The gelt we eat on Chanukah is a reminder of the freedom our people won many years ago. There is a choice that leans towards freedom – Fair trade certification prohibits the use of child labor.
The Talmud teaches that we don’t rely on miracles (Kiddushin 39b); we must take action ourselves to bring about redemption. On Chanukah, we celebrate the miracles of ages past, and we strengthen our resolve to make miracles happen today. Choosing Fair Trade Chanukah gelt moves us a step closer towards ending child labor and modern slavery around the world.
Here is a kavannah to enjoy with your fair trade gelt (Rabbi Menachem Creditor, Congregation Netivot Shalom in Berkeley, California):
“I hold more than chocolate in my hand. This product I have purchased is a mixture of bitter and sweet flavors, but it contains no taste of slavery. As Chanukah is an eight-day reminder that light can penetrate darkness, may this experience of tasting sweet freedom, the bounty of free people’s work, inspire me to add more light to the world”.
You can find fair trade gelt and free resources for Chanukah on Fair Trade Judaica’s website.
1/2 tsp salt
2 large eggs, separated
3/4 cup warm water
1 tablespoon active dry yeast
2 1/2 cups all-purpose flour (keep some handy for your work surface)
3/4 cup sugar
2 tablespoons unsalted butter or peanut oil
1/4 cup raspberry jam
1/4 cup Divine 70% Bittersweet or Milk Chocolate
1 tsp vanilla extract
1. In a large metal bowl, stir together warm water and yeast. Let stand until foamy, around 5-7 minutes.
2. Add 3/4 cup flour, 1/4 cup sugar, and salt; mix until well combined. Add egg yolks and remaining 1 3/4 cups flour and vanilla extract. Mix until combined, then knead dough in bowl. Turn out dough onto a lightly floured work surface; knead a few minutes until smooth. Knead in butter.
3. Transfer dough to a well-oiled bowl; turn dough several times to coat entirely with oil. Cover tightly with plastic wrap, and refrigerate overnight.
4. About 30 minutes before you’re ready to form doughnuts, remove dough from refrigerator to come to room temperature. On a lightly floured work surface, roll out dough into an 11 inch square about 1/8 inch thick. Using a 2 inch cookie cutter (or a glass), cut out about 24 rounds, dipping cutter in flour as needed to prevent sticking. Re-roll scraps and cut out about 16 more rounds.
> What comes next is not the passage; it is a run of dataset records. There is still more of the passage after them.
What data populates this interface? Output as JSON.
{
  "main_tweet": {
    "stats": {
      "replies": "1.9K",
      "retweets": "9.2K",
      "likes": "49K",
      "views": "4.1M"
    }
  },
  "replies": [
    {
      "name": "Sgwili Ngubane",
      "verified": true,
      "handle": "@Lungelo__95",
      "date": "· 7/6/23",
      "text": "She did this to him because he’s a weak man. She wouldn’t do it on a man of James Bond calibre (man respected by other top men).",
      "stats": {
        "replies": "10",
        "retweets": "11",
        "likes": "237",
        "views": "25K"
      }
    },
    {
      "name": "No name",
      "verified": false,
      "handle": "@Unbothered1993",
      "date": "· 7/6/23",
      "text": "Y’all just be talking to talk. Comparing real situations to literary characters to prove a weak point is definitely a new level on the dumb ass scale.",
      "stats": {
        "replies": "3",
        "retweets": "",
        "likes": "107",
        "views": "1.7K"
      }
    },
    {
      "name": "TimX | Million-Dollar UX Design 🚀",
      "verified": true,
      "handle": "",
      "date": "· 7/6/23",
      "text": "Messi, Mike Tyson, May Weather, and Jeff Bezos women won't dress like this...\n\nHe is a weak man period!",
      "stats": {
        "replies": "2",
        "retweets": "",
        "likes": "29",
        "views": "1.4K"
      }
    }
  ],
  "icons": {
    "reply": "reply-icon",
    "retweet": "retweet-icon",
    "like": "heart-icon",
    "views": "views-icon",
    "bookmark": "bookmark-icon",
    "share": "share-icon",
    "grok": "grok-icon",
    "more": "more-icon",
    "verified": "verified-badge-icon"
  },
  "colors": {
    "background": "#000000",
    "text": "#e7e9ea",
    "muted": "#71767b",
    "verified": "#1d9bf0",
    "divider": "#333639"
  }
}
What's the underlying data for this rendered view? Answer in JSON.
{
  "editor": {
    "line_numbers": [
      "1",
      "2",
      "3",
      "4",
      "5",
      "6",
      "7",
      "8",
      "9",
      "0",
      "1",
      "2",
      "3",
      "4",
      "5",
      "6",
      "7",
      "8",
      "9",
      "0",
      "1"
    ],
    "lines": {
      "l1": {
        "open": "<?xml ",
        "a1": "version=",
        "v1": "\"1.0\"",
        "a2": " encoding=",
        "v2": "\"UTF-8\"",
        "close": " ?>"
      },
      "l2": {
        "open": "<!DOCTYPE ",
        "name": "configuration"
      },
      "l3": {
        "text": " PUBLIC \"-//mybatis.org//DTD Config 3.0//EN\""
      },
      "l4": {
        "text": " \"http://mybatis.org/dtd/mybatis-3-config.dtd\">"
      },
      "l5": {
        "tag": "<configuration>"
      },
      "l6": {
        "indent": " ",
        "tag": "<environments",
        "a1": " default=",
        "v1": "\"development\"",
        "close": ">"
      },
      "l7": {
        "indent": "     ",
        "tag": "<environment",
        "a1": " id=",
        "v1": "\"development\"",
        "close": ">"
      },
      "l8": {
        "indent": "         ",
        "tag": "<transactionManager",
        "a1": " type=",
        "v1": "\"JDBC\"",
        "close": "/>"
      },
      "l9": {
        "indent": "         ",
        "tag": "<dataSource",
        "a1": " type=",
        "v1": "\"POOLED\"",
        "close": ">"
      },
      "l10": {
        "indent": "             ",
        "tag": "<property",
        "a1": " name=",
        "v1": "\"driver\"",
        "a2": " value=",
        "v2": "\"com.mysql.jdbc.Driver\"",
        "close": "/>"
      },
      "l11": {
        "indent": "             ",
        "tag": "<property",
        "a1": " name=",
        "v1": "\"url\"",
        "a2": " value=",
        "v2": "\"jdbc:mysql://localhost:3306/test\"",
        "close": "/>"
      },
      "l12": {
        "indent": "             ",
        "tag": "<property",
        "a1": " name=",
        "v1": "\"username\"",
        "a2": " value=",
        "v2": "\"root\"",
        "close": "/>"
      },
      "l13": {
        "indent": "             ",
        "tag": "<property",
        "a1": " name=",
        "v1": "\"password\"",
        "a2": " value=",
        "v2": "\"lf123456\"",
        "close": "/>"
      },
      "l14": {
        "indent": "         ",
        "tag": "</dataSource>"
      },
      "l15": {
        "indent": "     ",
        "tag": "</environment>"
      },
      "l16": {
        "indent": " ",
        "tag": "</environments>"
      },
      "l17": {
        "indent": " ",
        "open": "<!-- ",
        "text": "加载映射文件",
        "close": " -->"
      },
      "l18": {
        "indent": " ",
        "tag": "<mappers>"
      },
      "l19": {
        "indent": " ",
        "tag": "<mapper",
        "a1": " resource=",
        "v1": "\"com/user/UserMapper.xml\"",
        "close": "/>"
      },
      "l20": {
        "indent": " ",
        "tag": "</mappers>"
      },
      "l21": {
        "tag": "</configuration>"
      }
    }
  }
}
5. Line a baking sheet with a clean kitchen towel. In a small bowl, lightly beat egg whites. Brush edge of a dough round with egg white, then mount 1/2 teaspoon jam or chocolate bar pieces in center, or both. Top with another round and press edges to seal. Repeat process with remaining rounds. Transfer to prepared baking sheet; let doughnuts rise until puffy, 20 to 30 minutes.
6. Heat a few inches of oil in a large (4-5 quart) heavy pot until it registers 360 degrees on a deep-fry thermometer or a scrap of dough sizzles upon contact. Working in batches of 4 to 5, carefully slip doughnuts into hot oil. Fry, turning once until golden brown, about 1 minute. Using a slotted spoon, transfer doughnuts to paper towels to drain.
7. Place remaining 1/2 cup sugar in a medium bowl. While doughnuts are still hot, toss them in sugar, turning to coat. Serve immediately.
*** Developed by New York City pastry chef Keyin Fulford, inspired by a recipe from “Peace, Love and Chocolate”. Recipe reprinted from Divine Chocolate website